Ikenna's life is over, you see. Her grandfather is dead.
The Amari family consisted of just two people: Ikenna and her grandfather, Verne Amari. Verne was one of the highest ranking Commanders from the Gamma Unit in the Republic of Mareen, the savior of Mareen's people from the evil Blood Emperor, and the shining star of Ikenna's entire existence. It was the Amaris vs. the world in more ways than one—as two of the only dark-skinned people in Mareen, and the only two in sea of pale-skinned war houses leading the military-based government, Verne was a symbol of equality as much as he was Ikenna's personal inspiration. He was the first in the Amari line, and Ikenna was all set to become a Praetorian soldier to continue their budding Amari war house dynasty.

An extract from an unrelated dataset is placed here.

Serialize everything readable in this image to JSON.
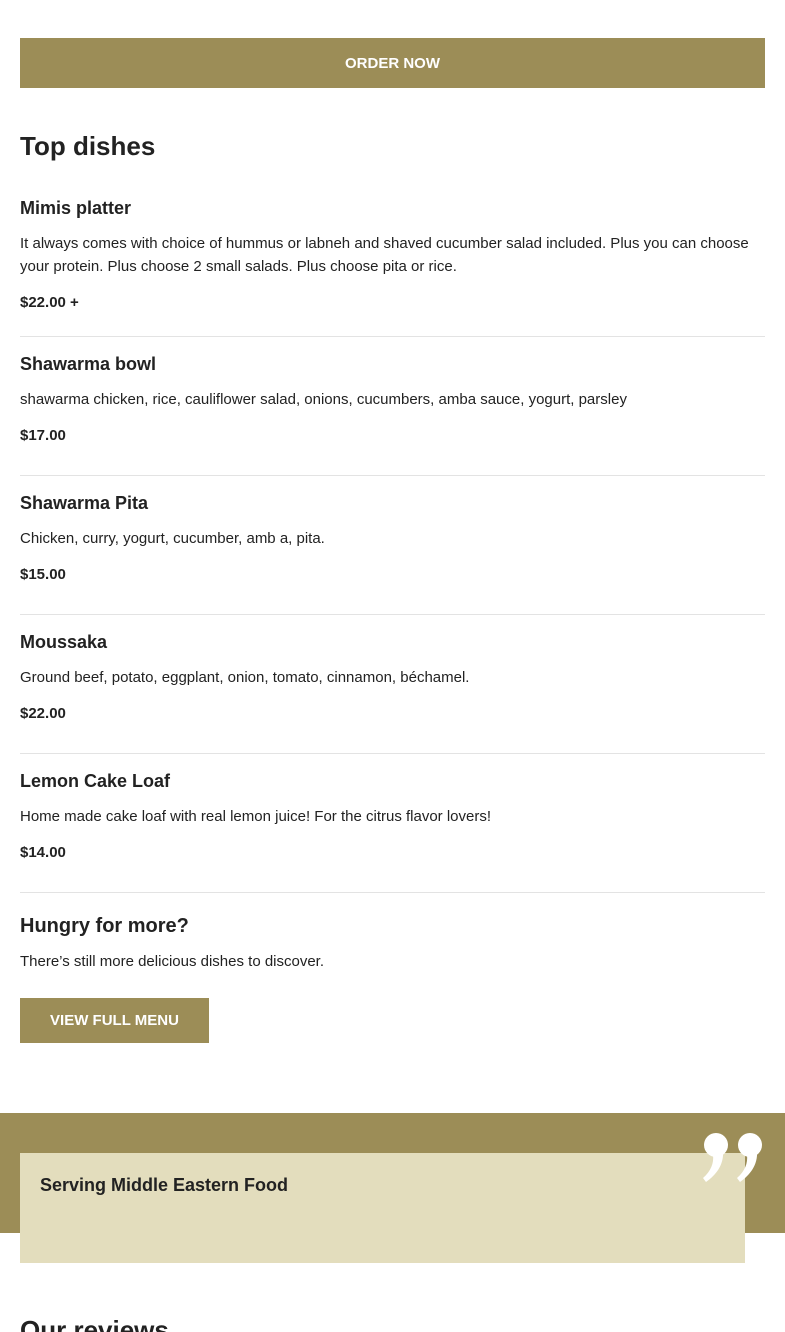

But now the dream is dead, and Ikenna's debating not pledging into the dangerous Praetorian trials to rise up into the academy. What's the point, without her family?
However, everything changes when Ikenna—bruised from the bar fight that she got after all—returns home the night before graduation to find her grandfather's best friend and advisor, Brock, there with some shocking revelations. Her grandfather was potentially murdered—by one of his own men in the Praetorian.
The stakes have changed. Filled with rage and retribution, Ikenna decides to join the Proletariat trials after all. Two thirds of every class doesn't make it out alive, and the Praetorian is filled with snakes.
Watch out, little soldiers. Ikenna's ready for war on a deadly scale.
And the cards she has in her hand are older and steeped in the blood of the gods. It's not a fair fight, Ikenna won't even pretend—her arsenal is loaded for bigger beasts.
Let the games begin...
Ohhhhhhhh let's talk about this absolute banger of a debut. If the above pitch didn't sell you—I don't know how you're NOT yet intrigued, but alright—let me say that this is the grown up, kickass older sibling to what Divergent tried to be. (I love Divergent, but this needs to be said to show you what kind of scale The Blood Trials is operating at.)
This is a takedown. A high-stakes competition. A series of challenges leading to a spot in a deadly faction. A physical and mental showdown across multiple spectacles. A personal Everest of reconciling grief with action. An intimate and global discussion of racism and corrupt systems. A series of shocking betrayals and twists with some truly jaw-dropping reactions. A setup for more, and a promise for epicness.
The Blood Trials has it all--action, a deadly competition with REAL stakes, an accurately paced romantic arc, a relatable and incredibly flawed main character, discussions of racism and systemic oppression, and the perfect blend of worldbuilding vs. plot for my reading tastes.
Do yourself a favor and pick it up. Especially if you're interested in genre blending in the science fiction/fantasy space and are a reader of both young adult and adult work. This is a gem.
Amy Imogene Reads
Just someone looking for her own door into Wonderland.